*Activity*
All of the data must be printed exactly; please include every line.

[Material to process — start]

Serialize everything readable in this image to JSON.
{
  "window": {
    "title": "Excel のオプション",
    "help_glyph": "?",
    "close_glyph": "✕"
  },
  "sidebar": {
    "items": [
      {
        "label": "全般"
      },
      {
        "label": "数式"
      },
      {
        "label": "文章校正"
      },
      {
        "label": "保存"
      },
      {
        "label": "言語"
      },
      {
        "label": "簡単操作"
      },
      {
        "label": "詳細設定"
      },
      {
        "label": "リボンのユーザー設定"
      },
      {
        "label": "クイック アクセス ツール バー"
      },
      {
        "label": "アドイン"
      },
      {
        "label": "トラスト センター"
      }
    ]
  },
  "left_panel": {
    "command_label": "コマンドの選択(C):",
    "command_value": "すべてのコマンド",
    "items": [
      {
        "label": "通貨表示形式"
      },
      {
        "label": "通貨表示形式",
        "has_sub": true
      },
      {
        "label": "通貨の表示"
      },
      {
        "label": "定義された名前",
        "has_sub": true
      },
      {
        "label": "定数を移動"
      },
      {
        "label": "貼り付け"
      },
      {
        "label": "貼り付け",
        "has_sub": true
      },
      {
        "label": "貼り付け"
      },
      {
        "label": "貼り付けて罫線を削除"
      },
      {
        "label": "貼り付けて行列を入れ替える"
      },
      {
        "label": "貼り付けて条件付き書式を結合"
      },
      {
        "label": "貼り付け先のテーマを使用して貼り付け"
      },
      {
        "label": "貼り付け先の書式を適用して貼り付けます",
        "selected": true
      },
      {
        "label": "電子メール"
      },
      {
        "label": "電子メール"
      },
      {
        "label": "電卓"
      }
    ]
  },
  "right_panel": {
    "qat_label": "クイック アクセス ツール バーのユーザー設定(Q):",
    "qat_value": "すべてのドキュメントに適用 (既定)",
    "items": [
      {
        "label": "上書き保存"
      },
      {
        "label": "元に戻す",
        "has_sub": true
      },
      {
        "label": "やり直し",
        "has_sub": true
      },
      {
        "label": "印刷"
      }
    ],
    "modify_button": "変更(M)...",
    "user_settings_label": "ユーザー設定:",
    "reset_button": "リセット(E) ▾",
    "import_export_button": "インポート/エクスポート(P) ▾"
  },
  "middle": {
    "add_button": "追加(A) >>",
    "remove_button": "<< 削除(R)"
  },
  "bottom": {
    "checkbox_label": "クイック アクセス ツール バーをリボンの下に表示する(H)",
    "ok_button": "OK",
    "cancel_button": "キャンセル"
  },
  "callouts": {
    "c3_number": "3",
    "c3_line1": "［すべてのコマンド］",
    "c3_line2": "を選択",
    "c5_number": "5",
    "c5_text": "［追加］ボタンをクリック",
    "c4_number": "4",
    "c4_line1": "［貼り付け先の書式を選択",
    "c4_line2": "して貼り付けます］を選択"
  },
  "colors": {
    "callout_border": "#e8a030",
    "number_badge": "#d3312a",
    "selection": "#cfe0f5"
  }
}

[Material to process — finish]

*Task response*
Serialize everything readable in this image to JSON.
{
  "window": {
    "title": "Excel のオプション",
    "help_glyph": "?",
    "close_glyph": "✕"
  },
  "sidebar": {
    "items": [
      {
        "label": "全般"
      },
      {
        "label": "数式"
      },
      {
        "label": "文章校正"
      },
      {
        "label": "保存"
      },
      {
        "label": "言語"
      },
      {
        "label": "簡単操作"
      },
      {
        "label": "詳細設定"
      },
      {
        "label": "リボンのユーザー設定"
      },
      {
        "label": "クイック アクセス ツール バー"
      },
      {
        "label": "アドイン"
      },
      {
        "label": "トラスト センター"
      }
    ]
  },
  "left_panel": {
    "command_label": "コマンドの選択(C):",
    "command_value": "すべてのコマンド",
    "items": [
      {
        "label": "通貨表示形式"
      },
      {
        "label": "通貨表示形式",
        "has_sub": true
      },
      {
        "label": "通貨の表示"
      },
      {
        "label": "定義された名前",
        "has_sub": true
      },
      {
        "label": "定数を移動"
      },
      {
        "label": "貼り付け"
      },
      {
        "label": "貼り付け",
        "has_sub": true
      },
      {
        "label": "貼り付け"
      },
      {
        "label": "貼り付けて罫線を削除"
      },
      {
        "label": "貼り付けて行列を入れ替える"
      },
      {
        "label": "貼り付けて条件付き書式を結合"
      },
      {
        "label": "貼り付け先のテーマを使用して貼り付け"
      },
      {
        "label": "貼り付け先の書式を適用して貼り付けます",
        "selected": true
      },
      {
        "label": "電子メール"
      },
      {
        "label": "電子メール"
      },
      {
        "label": "電卓"
      }
    ]
  },
  "right_panel": {
    "qat_label": "クイック アクセス ツール バーのユーザー設定(Q):",
    "qat_value": "すべてのドキュメントに適用 (既定)",
    "items": [
      {
        "label": "上書き保存"
      },
      {
        "label": "元に戻す",
        "has_sub": true
      },
      {
        "label": "やり直し",
        "has_sub": true
      },
      {
        "label": "印刷"
      }
    ],
    "modify_button": "変更(M)...",
    "user_settings_label": "ユーザー設定:",
    "reset_button": "リセット(E) ▾",
    "import_export_button": "インポート/エクスポート(P) ▾"
  },
  "middle": {
    "add_button": "追加(A) >>",
    "remove_button": "<< 削除(R)"
  },
  "bottom": {
    "checkbox_label": "クイック アクセス ツール バーをリボンの下に表示する(H)",
    "ok_button": "OK",
    "cancel_button": "キャンセル"
  },
  "callouts": {
    "c3_number": "3",
    "c3_line1": "［すべてのコマンド］",
    "c3_line2": "を選択",
    "c5_number": "5",
    "c5_text": "［追加］ボタンをクリック",
    "c4_number": "4",
    "c4_line1": "［貼り付け先の書式を選択",
    "c4_line2": "して貼り付けます］を選択"
  },
  "colors": {
    "callout_border": "#e8a030",
    "number_badge": "#d3312a",
    "selection": "#cfe0f5"
  }
}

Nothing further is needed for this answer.